We arrived in Mexico just barely in time. The VW Vanagon melted down in the extreme heat of Arizona and northern Mexico, allowing us to only drive in the early mornings before revolting around noon. I was so uncomfortably, hugely pregnant and my Braxton Hicks contractions were so painful that I feared we wouldn’t make… truly we cut it way too close and arriving in Puerto Vallarta felt like skidding into town sideways.

Woah, we’re here.

My history with pre-eclampsia meant that I’d be having a third c-section, so we went to see Dr. Laura and get sorted out. I started blood pressure medicine that’s safe for pregnancy but otherwise not widely used because of the side effects (psychosis, depression, and anxiety were all listed on the bottle). I spent the last weeks in a haze, all too thankful when the scheduled date of the surgery came around.

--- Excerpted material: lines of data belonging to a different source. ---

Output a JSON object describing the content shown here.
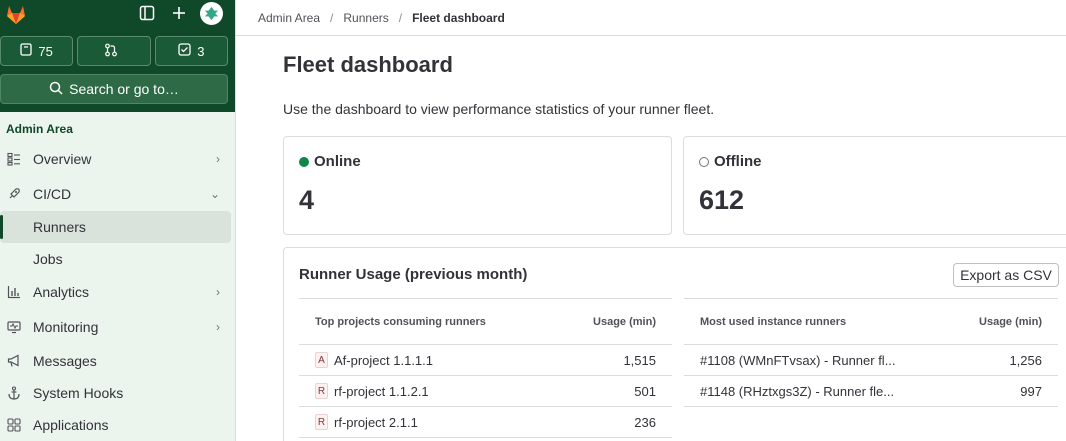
{
  "sidebar": {
    "counts": {
      "issues": "75",
      "merge_requests": "",
      "todos": "3"
    },
    "search_label": "Search or go to…",
    "section_label": "Admin Area",
    "items": [
      {
        "label": "Overview"
      },
      {
        "label": "CI/CD"
      },
      {
        "label": "Runners"
      },
      {
        "label": "Jobs"
      },
      {
        "label": "Analytics"
      },
      {
        "label": "Monitoring"
      },
      {
        "label": "Messages"
      },
      {
        "label": "System Hooks"
      },
      {
        "label": "Applications"
      }
    ]
  },
  "breadcrumb": [
    "Admin Area",
    "Runners",
    "Fleet dashboard"
  ],
  "page": {
    "title": "Fleet dashboard",
    "description": "Use the dashboard to view performance statistics of your runner fleet."
  },
  "stats": {
    "online_label": "Online",
    "online_value": "4",
    "offline_label": "Offline",
    "offline_value": "612"
  },
  "usage": {
    "title": "Runner Usage (previous month)",
    "export_label": "Export as CSV",
    "projects": {
      "header_name": "Top projects consuming runners",
      "header_usage": "Usage (min)",
      "rows": [
        {
          "badge": "A",
          "name": "Af-project 1.1.1.1",
          "usage": "1,515"
        },
        {
          "badge": "R",
          "name": "rf-project 1.1.2.1",
          "usage": "501"
        },
        {
          "badge": "R",
          "name": "rf-project 2.1.1",
          "usage": "236"
        }
      ]
    },
    "runners": {
      "header_name": "Most used instance runners",
      "header_usage": "Usage (min)",
      "rows": [
        {
          "name": "#1108 (WMnFTvsax) - Runner fl...",
          "usage": "1,256"
        },
        {
          "name": "#1148 (RHztxgs3Z) - Runner fle...",
          "usage": "997"
        }
      ]
    }
  },
  "colors": {
    "sidebar_top": "#10482a",
    "online_dot": "#108548",
    "offline_dot": "#737278"
  }
}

I was scared. I tried to talk myself out of it, but there was this quiet, dark, fear underneath it all that I couldn’t shake. I felt on some level that I was going to die. In hindsight, it was almost certainly the medication, but I said good-bye to my children and my husband on the way to the hospital– all while secretly fearing I’d never make it out alive.

So imagine my surprise and relief when I survived! Tallulah was pulled, quite forcefully, from my abdomen, and I heard that tell-tale startled cry. Ah ha! Life! We’re all alive! It’s all okay! Thank god…

A moment later, they placed her on my chest, while they finished closing the incision. I just stared at her, happy, drowsy love washing over me, then Dr. Laura popped her head over the blue surgical curtain and told me that I had two huge fibroids (basically benign tumors) that were about the size of a six-month pregnancy. I laughed.

Here I was on my third birth, seven years since I was pregnant with my first child when I had all these high hopes about a natural birth and now I knew: I was never going into labor. It wasn’t in the cards for me. All that worrying! All that research about how to avoid c-sections! All those tears after Cole’s emergency c-section. And here I was with the benefit of hindsight to see that none of my pregnancies ended well – I had pregnancy induced hyper tension and pre-eclampsia all three times. All three babies refused to descend. Cole made it to 40 weeks and 5 days without moving down. Stella had the cord wrapped around her neck so tightly the surgeon struggled to untangle it. And my last baby, a planned c-section, wouldn’t have faired any better with two bowling ball sized tumors and the assistance of three doctors to safely navigate her out.

Drew took a photo of my belly post-baby, but before they bandaged me up. I wanted to see. There it was, a large bulge where the fibroid lived, filling up my uterus up to my belly button.

No wonder I thought I was having twins. No wonder the Braxton Hicks contractions hurt so much. No wonder I carried so high and so big. No wonder the doctor couldn’t find my six-week embryo, she was living in there with these massive fibroids!

After my first c-section, I cried. After my third, I laughed. I always wondered what it would be like to have kids and now my story had played out. In the end, I had three perfect babies. It was all a beautiful mess.

Welcome to the world, baby Tallulah. We’re so happy you’re here!